“Smart, fast, tough, physical, he’s an alpha,” Bowles said. “He’s good on and off the field. He checks all the boxes for us.”
Credit Matt Rourke/Associated Press
Adams, in a conference call, indicated that he was as surprised as the Jets were that he had dropped to No. 6. The last time fortune swung their way, when defensive lineman Leonard Williams slipped to them at No. 6 in 2015, Maccagnan had a sense late in the process, he said, that it could happen.
This year, the first clue did not materialize until after the draft had begun. After Cleveland took defensive end Myles Garrett of Texas A&M with the first selection, as expected, Chicago traded up one spot to select quarterback Mitchell Trubisky of North Carolina in a move that ostensibly diminished Maccagnan’s stated desire to trade down.
San Francisco followed by grabbing Solomon Thomas of Stanford, a defensive end — a position that is one of the Jets’ few strengths. Jacksonville’s decision to take Adams’s college teammate, running back Leonard Fournette, at No. 4, coupled with Tennessee’s choosing receiver Corey Davis of Western Michigan at No. 5, gifted the Jets with Adams.
“We never really had him getting to us,” Maccagnan said.
For weeks Maccagnan had been proclaiming his desire to amass more draft selections for the Jets. In a recent conversation with another general manager, whose team had more than the Jets’ seven, Maccagnan said that he had “pick envy.”
He would not say how many choices would appease him, but he subscribes to Bill Belichick’s philosophy in New England: The more picks a team has, the better chance it has of finding productive players. And the Jets, after bumbling to a 5-11 record last season and purging their roster of high-priced talent like Brandon Marshall and Nick Mangold, need productive players.
Not many options materialized, and Maccagnan stayed true to the organization’s affinity for defense: For the eighth consecutive year, the Jets drafted a defensive player in the first round.
The scouting of football players has given rise to a new language. It’s barely intelligible.
By taking Adams, Maccagnan essentially snubbed every other quarterback except for Trubisky. Maccagnan deflected questions Thursday about Trubisky and whether he considered taking Deshaun Watson of Clemson, who was later chosen No. 12 by Houston.
Last year, Maccagnan used a second-round pick on a project quarterback, Christian Hackenberg, whose presence and potential hardly dissuaded the Jets from holding private workouts for Trubisky, Watson and two other top quarterbacks, Patrick Mahomes (Texas Tech) and DeShone Kizer (Notre Dame). Mahomes was selected by Kansas City with the 10th pick.
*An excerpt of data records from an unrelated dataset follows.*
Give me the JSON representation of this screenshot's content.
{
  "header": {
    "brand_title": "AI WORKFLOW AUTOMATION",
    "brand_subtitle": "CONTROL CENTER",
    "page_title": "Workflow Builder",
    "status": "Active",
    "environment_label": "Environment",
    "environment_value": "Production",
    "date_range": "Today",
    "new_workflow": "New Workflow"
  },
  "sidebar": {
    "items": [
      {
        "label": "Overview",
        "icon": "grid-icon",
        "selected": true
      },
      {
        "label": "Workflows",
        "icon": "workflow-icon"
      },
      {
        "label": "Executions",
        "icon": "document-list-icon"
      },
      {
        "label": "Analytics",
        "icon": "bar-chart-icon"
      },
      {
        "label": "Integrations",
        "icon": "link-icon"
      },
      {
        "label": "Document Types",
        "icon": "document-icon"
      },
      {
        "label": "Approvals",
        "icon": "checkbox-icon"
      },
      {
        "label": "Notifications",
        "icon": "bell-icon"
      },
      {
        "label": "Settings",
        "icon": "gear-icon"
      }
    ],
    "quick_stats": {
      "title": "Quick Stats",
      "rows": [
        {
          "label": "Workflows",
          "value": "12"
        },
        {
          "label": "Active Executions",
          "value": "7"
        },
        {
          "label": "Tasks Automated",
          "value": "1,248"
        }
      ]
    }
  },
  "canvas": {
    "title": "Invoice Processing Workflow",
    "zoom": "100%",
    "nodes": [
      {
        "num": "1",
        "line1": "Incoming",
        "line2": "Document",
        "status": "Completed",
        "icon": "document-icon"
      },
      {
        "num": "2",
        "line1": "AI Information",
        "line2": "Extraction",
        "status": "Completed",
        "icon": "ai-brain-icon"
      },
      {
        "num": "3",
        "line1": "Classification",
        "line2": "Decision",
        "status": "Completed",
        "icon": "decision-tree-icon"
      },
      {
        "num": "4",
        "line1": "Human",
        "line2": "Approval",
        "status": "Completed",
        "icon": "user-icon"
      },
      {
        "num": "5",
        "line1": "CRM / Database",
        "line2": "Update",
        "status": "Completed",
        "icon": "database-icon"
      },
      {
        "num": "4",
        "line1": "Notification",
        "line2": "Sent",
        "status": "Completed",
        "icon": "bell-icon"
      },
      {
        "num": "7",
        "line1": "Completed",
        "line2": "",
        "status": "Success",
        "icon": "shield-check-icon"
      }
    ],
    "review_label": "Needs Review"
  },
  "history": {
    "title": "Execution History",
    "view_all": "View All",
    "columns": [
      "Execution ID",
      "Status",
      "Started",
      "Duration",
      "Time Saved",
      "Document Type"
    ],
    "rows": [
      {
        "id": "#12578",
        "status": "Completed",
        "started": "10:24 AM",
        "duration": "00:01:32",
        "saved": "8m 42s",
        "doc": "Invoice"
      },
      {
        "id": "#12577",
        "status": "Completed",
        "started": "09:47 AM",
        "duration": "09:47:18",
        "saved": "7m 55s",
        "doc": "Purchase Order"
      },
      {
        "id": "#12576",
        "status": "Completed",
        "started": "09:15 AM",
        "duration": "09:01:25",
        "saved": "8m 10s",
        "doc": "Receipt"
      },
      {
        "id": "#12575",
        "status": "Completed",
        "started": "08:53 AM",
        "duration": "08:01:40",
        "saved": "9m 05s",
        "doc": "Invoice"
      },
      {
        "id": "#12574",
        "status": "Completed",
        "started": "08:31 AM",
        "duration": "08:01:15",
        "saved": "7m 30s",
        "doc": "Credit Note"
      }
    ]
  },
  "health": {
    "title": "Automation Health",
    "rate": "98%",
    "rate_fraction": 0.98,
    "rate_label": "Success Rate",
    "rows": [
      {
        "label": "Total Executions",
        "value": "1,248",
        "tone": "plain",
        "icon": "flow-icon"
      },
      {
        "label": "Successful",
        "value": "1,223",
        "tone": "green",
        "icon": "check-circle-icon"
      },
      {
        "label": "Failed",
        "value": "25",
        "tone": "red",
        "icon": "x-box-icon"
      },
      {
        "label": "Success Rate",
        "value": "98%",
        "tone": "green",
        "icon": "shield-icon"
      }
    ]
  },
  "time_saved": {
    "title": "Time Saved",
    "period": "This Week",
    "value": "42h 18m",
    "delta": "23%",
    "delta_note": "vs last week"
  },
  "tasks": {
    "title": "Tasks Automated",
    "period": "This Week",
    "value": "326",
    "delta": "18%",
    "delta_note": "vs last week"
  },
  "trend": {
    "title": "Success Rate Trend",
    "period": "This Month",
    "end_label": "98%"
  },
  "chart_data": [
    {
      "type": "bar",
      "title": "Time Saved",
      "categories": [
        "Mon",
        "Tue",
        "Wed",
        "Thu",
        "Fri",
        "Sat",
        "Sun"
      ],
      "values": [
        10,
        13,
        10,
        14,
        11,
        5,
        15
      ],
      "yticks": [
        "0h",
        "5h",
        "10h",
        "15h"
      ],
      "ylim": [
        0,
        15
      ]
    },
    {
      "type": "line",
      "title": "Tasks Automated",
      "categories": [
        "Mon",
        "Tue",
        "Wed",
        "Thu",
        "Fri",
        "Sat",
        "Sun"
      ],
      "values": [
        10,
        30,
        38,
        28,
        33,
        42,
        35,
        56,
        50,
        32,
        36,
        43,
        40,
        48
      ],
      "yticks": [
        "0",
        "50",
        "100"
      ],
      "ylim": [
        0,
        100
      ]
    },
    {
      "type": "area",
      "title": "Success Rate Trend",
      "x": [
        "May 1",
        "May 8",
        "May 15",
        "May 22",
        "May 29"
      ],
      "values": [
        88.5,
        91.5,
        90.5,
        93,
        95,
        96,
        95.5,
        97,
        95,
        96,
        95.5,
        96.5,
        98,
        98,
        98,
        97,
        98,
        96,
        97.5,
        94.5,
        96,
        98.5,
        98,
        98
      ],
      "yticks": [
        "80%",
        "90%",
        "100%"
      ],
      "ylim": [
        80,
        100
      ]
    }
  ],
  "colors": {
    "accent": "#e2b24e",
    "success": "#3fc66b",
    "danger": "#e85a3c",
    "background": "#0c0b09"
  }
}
Maccagnan dismissed the Jets’ extensive legwork as routine preparation, saying the importance of the position demanded a thorough search every year. But teams with stable or promising quarterback situations — Josh McCown, who turns 38 in July and was 2-20 as a starter across the last three seasons, is atop the Jets’ depth chart — do not invest that kind of time and effort unless their interest is sincere.
Maccagnan has chosen a quarterback in the last two drafts — Bryce Petty, in the fourth round in 2015, preceded Hackenberg — and he will most likely consider taking another. The Jets hold three picks for Friday: No. 39, in the second round, and Nos. 70 and 107 in the third.
They could also use those selections to upgrade at cornerback, an edge rusher, tight end, offensive line or running back — all areas of need. But not at safety, where the Jets believe they have found an elite performer.
Adams foretold as much as a boy, when he bet his father, George, a former running back for the Giants, that he would get drafted higher. George went 19th over all in 1985.
“I’ll just let him continue to pay for the dinner tab,” Jamal said.